Kim had a heart attack two years ago. At the time he was working through the emotional weight of both his father's death and the passing of two close friends, all within the span of about seven months. Happy to say he has recovered nicely and still does a kick-ass show. Lots more to come from an Akimbo Alogo near you.
Congrats Kim Mitchell, the legend, on being one of “The Good Ones”. Feel free to like and share Kim’s positive story. Who is the subject of tomorrow’s JJ-365 Salutes? Stay tuned!
Gene Valaitis – Roundhouse Radio Vancouver
Dear angry, pissed off Canadians.
I was born in 1956. I was a part of a generation who grew up with John Lennon and adopted a philosophy of Peace and Love. I hold it true to how I live my life today. When I see my fellow Canadians get upset about Tim Hortons’ employees now making 15 bucks an hour in Ontario, it makes me wonder. I celebrate success.
But I wonder where you have been when the top paid CEO's of Canadian companies make according to figures released last week reveal an average salary of $119,000.00 a day or over $14,000.00 an hour. And good for their success. I celebrate it. I want to be there too. And I work damn hard at it.
Minimum wage earners want the same as all of us. To strive. To give their children a better life. They are not lazy. They are not failures. In fact, they work hard and dream big, bold dreams like all of us. I salute the people who have made it to the top. I salute the people at the bottom who dream equally.

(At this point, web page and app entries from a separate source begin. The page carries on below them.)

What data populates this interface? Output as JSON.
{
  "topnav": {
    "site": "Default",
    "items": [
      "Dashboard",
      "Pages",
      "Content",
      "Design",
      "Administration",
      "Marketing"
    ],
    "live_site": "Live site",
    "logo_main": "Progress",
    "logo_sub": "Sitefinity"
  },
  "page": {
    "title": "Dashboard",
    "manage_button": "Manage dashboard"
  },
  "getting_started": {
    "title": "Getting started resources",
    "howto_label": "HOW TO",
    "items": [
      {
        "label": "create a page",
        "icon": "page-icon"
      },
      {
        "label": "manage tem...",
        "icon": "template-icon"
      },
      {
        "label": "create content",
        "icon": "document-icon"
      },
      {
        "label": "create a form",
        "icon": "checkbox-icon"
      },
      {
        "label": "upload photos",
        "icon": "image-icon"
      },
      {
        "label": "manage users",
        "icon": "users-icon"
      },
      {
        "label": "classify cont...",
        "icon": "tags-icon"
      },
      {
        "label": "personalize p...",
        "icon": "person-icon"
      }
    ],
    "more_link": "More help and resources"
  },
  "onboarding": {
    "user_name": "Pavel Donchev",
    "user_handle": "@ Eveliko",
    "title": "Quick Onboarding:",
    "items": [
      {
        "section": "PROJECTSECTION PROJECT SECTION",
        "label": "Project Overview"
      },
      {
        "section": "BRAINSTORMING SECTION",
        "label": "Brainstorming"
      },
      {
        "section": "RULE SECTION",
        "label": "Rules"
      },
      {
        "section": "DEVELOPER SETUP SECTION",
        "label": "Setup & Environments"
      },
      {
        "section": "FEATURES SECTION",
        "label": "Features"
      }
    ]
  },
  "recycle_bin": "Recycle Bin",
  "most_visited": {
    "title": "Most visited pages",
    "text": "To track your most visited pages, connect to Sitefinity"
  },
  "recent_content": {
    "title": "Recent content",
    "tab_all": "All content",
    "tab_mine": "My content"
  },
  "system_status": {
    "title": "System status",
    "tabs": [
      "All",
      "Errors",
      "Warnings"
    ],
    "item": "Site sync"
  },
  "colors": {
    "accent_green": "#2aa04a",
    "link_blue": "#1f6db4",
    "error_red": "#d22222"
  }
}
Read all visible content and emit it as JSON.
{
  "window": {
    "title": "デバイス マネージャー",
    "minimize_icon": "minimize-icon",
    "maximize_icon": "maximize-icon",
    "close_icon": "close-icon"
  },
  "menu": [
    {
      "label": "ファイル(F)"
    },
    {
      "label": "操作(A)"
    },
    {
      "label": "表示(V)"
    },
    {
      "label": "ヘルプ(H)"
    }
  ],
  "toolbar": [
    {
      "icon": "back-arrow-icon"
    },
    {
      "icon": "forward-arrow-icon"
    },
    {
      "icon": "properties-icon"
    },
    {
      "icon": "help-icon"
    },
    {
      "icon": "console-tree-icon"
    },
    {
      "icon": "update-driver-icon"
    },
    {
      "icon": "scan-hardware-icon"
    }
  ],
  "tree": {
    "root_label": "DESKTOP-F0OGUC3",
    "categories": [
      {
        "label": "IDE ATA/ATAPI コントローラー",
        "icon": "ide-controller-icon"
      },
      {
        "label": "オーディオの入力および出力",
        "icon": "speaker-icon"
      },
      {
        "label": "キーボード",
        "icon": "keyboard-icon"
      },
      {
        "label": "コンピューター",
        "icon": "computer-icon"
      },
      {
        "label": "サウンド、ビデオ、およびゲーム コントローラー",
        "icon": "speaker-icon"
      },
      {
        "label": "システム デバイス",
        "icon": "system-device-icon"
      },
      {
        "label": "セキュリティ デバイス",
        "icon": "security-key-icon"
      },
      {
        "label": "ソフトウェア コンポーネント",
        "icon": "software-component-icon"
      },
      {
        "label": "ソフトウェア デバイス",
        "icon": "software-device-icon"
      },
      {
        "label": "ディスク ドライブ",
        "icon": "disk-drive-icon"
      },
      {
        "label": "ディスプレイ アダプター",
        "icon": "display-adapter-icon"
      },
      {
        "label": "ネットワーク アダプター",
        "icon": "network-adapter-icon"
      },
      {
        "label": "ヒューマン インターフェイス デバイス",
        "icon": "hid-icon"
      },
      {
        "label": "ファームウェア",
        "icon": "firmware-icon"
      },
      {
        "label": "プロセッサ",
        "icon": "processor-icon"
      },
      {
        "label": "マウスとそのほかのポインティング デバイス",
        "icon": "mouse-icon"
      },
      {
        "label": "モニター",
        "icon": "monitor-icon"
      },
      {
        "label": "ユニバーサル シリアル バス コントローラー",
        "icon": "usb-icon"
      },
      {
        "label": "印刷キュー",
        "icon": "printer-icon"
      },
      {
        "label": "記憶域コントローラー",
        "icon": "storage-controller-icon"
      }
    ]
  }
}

Please don't be pissed off at them. Embrace their goals. Show some love and compassion. Just like oxygen, there is enough money to go around for all of us. This isn't about minimum wage or business. It’s about compassion for our fellow Canadians, who you just may be ordering a “double-double” from one of them tomorrow. Try some Peace and Love, try compassion, understand their dreams and goals instead of anger. We're all in this together.
Recently, a client asked what I thought would happen to radio in 2017. Given recent events (Trump) I just couldn’t bring myself even to try to predict the future. Instead, I’ve come up with some resolutions–Continue reading Sharon Taylor’s belated but topical advice on the Byrnes Media website.
Americans are using TV for their news, according to a new Pew survey, but local TV news continues to lead among TV news sources.
The Web survey found that just half (50%) of adults said they get new regularly from TV, down from 57% a year ago. "Local TV has a wider reach overall than network or cable," Pew found. – Broadcasting & Cable
Vern Traill, long associated with the Moffat radio chain, starting out at CHAB Moose Jaw and ending up as VP and GM of CHED Edmonton in 1981 and, still in the position four years later, he was named chairman of the Radio Bureau of Canada. Nicknamed “The Cowboy,” Traill passed away Jan. 3 in Moose Jaw. He was 92.
Peter Preston, editor of The Guardian (UK) newspaper for almost 20 years from 1975 – then the longest service of any editor since CP Scott; a member of its controlling Scott Trust for almost 30; and overwhelmingly the most decisive and influential figure in its reshaping and development through the later years of the 20th century, has died aged 79.